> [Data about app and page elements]
____

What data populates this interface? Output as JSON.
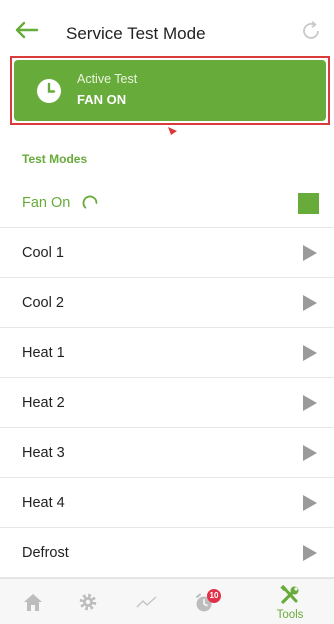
{
  "header": {
    "title": "Service Test Mode",
    "back_icon": "arrow-left-icon",
    "refresh_icon": "refresh-icon"
  },
  "active_test": {
    "label": "Active Test",
    "value": "FAN ON",
    "icon": "clock-icon"
  },
  "test_modes": {
    "section_title": "Test Modes",
    "running": {
      "label": "Fan On",
      "status_icon": "spinner-icon",
      "action_icon": "stop-icon"
    },
    "items": [
      {
        "label": "Cool 1"
      },
      {
        "label": "Cool 2"
      },
      {
        "label": "Heat 1"
      },
      {
        "label": "Heat 2"
      },
      {
        "label": "Heat 3"
      },
      {
        "label": "Heat 4"
      },
      {
        "label": "Defrost"
      }
    ]
  },
  "bottom_nav": {
    "alerts_badge": "10",
    "tools_label": "Tools"
  },
  "colors": {
    "accent": "#67ab3a",
    "highlight_border": "#d93a3a",
    "badge": "#e2324a",
    "inactive_icon": "#bdbdbd"
  }
}
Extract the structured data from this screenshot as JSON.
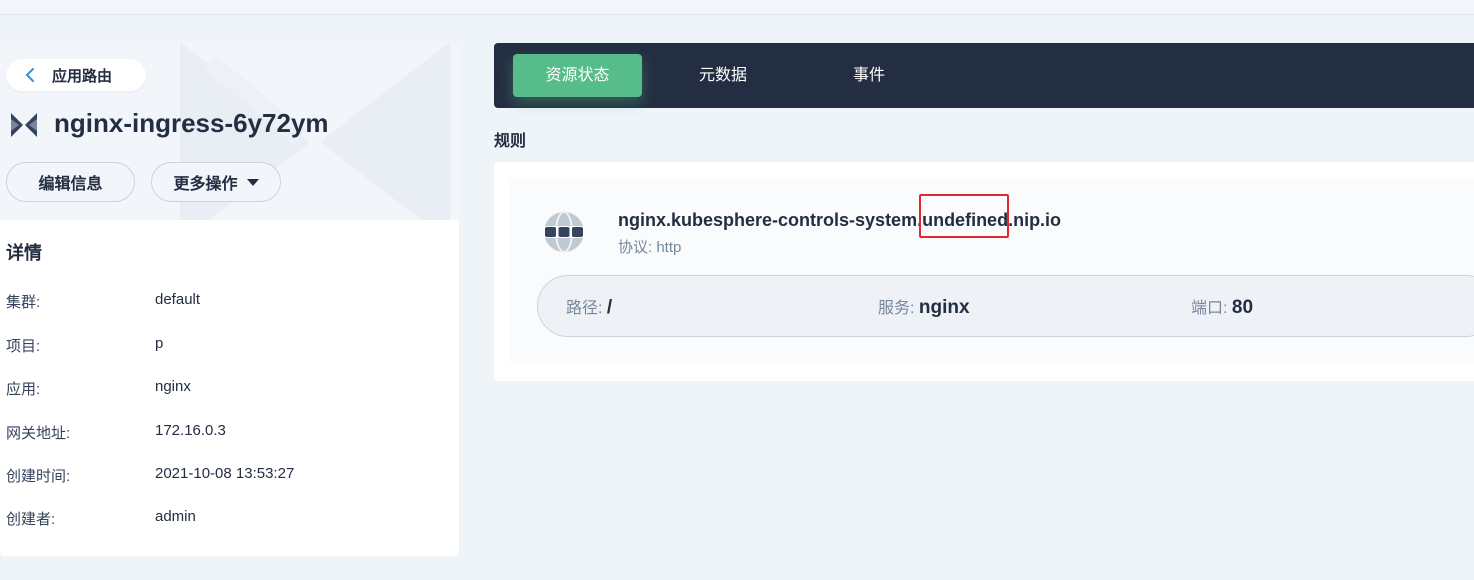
{
  "nav": {
    "back_label": "应用路由"
  },
  "resource": {
    "name": "nginx-ingress-6y72ym",
    "icon": "ingress-icon"
  },
  "actions": {
    "edit_label": "编辑信息",
    "more_label": "更多操作"
  },
  "details": {
    "title": "详情",
    "rows": [
      {
        "key": "集群:",
        "value": "default"
      },
      {
        "key": "项目:",
        "value": "p"
      },
      {
        "key": "应用:",
        "value": "nginx"
      },
      {
        "key": "网关地址:",
        "value": "172.16.0.3"
      },
      {
        "key": "创建时间:",
        "value": "2021-10-08 13:53:27"
      },
      {
        "key": "创建者:",
        "value": "admin"
      }
    ]
  },
  "tabs": [
    {
      "label": "资源状态",
      "active": true
    },
    {
      "label": "元数据",
      "active": false
    },
    {
      "label": "事件",
      "active": false
    }
  ],
  "rules": {
    "label": "规则",
    "items": [
      {
        "host": "nginx.kubesphere-controls-system.undefined.nip.io",
        "protocol": "协议: http",
        "path_key": "路径:",
        "path_value": "/",
        "service_key": "服务:",
        "service_value": "nginx",
        "port_key": "端口:",
        "port_value": "80"
      }
    ]
  },
  "colors": {
    "accent": "#55bc8a",
    "dark": "#242e42",
    "highlight_box": "#e0282e"
  }
}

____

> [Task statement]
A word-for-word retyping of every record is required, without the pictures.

> [Output for this task]
What data populates this interface? Output as JSON.
{
  "header": {
    "title": "Service Test Mode",
    "back_icon": "arrow-left-icon",
    "refresh_icon": "refresh-icon"
  },
  "active_test": {
    "label": "Active Test",
    "value": "FAN ON",
    "icon": "clock-icon"
  },
  "test_modes": {
    "section_title": "Test Modes",
    "running": {
      "label": "Fan On",
      "status_icon": "spinner-icon",
      "action_icon": "stop-icon"
    },
    "items": [
      {
        "label": "Cool 1"
      },
      {
        "label": "Cool 2"
      },
      {
        "label": "Heat 1"
      },
      {
        "label": "Heat 2"
      },
      {
        "label": "Heat 3"
      },
      {
        "label": "Heat 4"
      },
      {
        "label": "Defrost"
      }
    ]
  },
  "bottom_nav": {
    "alerts_badge": "10",
    "tools_label": "Tools"
  },
  "colors": {
    "accent": "#67ab3a",
    "highlight_border": "#d93a3a",
    "badge": "#e2324a",
    "inactive_icon": "#bdbdbd"
  }
}
Extract the structured data from this screenshot as JSON.
{
  "nav": {
    "back_label": "应用路由"
  },
  "resource": {
    "name": "nginx-ingress-6y72ym",
    "icon": "ingress-icon"
  },
  "actions": {
    "edit_label": "编辑信息",
    "more_label": "更多操作"
  },
  "details": {
    "title": "详情",
    "rows": [
      {
        "key": "集群:",
        "value": "default"
      },
      {
        "key": "项目:",
        "value": "p"
      },
      {
        "key": "应用:",
        "value": "nginx"
      },
      {
        "key": "网关地址:",
        "value": "172.16.0.3"
      },
      {
        "key": "创建时间:",
        "value": "2021-10-08 13:53:27"
      },
      {
        "key": "创建者:",
        "value": "admin"
      }
    ]
  },
  "tabs": [
    {
      "label": "资源状态",
      "active": true
    },
    {
      "label": "元数据",
      "active": false
    },
    {
      "label": "事件",
      "active": false
    }
  ],
  "rules": {
    "label": "规则",
    "items": [
      {
        "host": "nginx.kubesphere-controls-system.undefined.nip.io",
        "protocol": "协议: http",
        "path_key": "路径:",
        "path_value": "/",
        "service_key": "服务:",
        "service_value": "nginx",
        "port_key": "端口:",
        "port_value": "80"
      }
    ]
  },
  "colors": {
    "accent": "#55bc8a",
    "dark": "#242e42",
    "highlight_box": "#e0282e"
  }
}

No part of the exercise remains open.